More specifically, Israel Mukuamu owned Jake Fromm's soul.
The sophomore defensive back only has two other interceptions in his career—both against FCS opponents—but he picked off Fromm three times. He returned the first one 53 yards for a touchdown late in the first half. On the second one, he was Johnny on the Spot, making an acrobatic catch on a pass that missed Matt Landers by a country mile. And the third one came in overtime on a pass that deflected off Tyler Simmons' chest and straight to the opportunistic Mukuamu again.
Georgia scored once on its final 11 possessions, and it needed a 96-yard drive and a bailout fourth-down penalty just to get those points. And because of that anemic performance, the Bulldogs had no hope of reaching the playoff after losing in the SEC Championship Game.
Best Game of the Year: LSU at Alabama
The most highly anticipated games often don't live up to the hype—see: SEC Championship Game—but No. 2 LSU winning 46-41 at No. 3 Alabama was fascinating theater.
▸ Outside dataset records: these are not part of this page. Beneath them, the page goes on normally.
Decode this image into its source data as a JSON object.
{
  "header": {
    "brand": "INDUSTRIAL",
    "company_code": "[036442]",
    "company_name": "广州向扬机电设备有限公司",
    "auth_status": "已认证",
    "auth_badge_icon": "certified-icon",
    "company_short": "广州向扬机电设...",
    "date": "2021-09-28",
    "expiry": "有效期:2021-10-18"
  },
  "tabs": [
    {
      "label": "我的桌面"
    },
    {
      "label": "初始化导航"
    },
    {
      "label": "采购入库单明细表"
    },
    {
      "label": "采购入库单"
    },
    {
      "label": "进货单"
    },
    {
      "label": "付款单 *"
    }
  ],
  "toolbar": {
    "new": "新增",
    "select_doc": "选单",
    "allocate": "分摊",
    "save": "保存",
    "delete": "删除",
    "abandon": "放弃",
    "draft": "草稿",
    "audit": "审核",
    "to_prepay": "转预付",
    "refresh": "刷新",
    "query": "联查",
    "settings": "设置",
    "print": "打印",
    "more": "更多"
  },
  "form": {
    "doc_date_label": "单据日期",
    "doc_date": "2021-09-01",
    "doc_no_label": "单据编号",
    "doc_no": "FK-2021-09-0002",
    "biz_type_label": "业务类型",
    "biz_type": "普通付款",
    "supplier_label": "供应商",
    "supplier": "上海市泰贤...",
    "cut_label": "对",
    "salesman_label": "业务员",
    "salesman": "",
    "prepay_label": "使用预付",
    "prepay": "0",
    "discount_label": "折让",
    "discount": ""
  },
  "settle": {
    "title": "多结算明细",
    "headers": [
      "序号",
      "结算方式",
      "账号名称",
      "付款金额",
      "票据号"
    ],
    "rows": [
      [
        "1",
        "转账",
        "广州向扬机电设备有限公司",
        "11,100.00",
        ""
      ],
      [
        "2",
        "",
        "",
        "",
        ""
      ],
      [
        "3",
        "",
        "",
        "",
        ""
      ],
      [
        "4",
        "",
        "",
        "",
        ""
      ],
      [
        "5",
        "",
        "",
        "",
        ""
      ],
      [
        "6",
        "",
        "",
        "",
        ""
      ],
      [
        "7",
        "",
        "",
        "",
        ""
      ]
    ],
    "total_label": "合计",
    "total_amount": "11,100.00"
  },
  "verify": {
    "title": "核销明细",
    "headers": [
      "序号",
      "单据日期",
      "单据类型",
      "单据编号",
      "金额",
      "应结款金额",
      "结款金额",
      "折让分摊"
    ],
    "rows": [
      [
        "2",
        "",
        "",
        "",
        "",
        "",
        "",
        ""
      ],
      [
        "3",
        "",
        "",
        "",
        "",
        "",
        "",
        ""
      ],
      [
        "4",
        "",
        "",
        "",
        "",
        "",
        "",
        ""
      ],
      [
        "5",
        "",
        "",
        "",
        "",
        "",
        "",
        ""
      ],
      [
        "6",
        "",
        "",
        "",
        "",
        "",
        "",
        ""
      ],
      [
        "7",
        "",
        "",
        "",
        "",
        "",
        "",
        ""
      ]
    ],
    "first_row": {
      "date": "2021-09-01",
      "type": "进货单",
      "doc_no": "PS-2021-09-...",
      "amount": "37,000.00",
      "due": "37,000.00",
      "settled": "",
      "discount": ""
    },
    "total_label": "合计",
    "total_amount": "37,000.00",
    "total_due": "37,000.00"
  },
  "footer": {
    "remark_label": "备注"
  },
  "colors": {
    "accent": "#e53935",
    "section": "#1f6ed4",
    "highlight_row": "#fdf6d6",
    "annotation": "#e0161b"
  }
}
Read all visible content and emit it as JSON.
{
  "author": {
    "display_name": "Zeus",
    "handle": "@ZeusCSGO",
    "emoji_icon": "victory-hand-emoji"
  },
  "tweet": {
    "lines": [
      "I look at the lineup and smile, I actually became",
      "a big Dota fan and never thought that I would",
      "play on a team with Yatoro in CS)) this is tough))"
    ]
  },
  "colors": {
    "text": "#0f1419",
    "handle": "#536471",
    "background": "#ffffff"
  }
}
With Tua Tagovailoa less than three weeks removed from ankle surgery, it took a while for Alabama's offense to get rolling. Excluding the punt that Jaylen Waddle returned for a touchdown, the Crimson Tide only scored on one of their first eight possessions. Coupled with a pair of back-breaking turnovers, they trailed the Tigers 33-13 at halftime.
We spent that intermission looking at Alabama's lamentable strength of schedule and concluding there was no way it could recover and make the playoff after getting embarrassed at home.
But then the Crimson Tide woke up and the final 23 minutes turned into two heavyweights exchanging haymakers. After a three-and-out to start the second half, Alabama put together four consecutive touchdown drives of at least 75 yards, including the 85-yard bomb from Tagovailoa to DeVonta Smith that kept hope alive in Tuscaloosa.
Joe Burrow and Clyde Edwards-Helaire were simply too good, though. The former threw for three first-half touchdowns. The latter scored four times, including salting the game away with a pair of fourth-quarter rushing touchdowns.
Four times Alabama cut LSU's lead to a one-possession margin, and the Tigers immediately responded each time with three touchdowns and a field goal. With the exception of a three-and-out late in the second quarter, the only time Alabama possessed the ball with a chance to tie or take the lead was in the first seven minutes of the game.
Yet, it perpetually felt like the Tide was just one small break away from winning the game. LSU just never allowed it to happen—a prime example of the "game control" that CFP selection committee chairman Rob Mullens kept referencing throughout the season.
Recruiting rankings via 247Sports' composite.
Kerry Miller covers college football and men's college basketball for Bleacher Report. You can follow him on Twitter, @kerrancejames.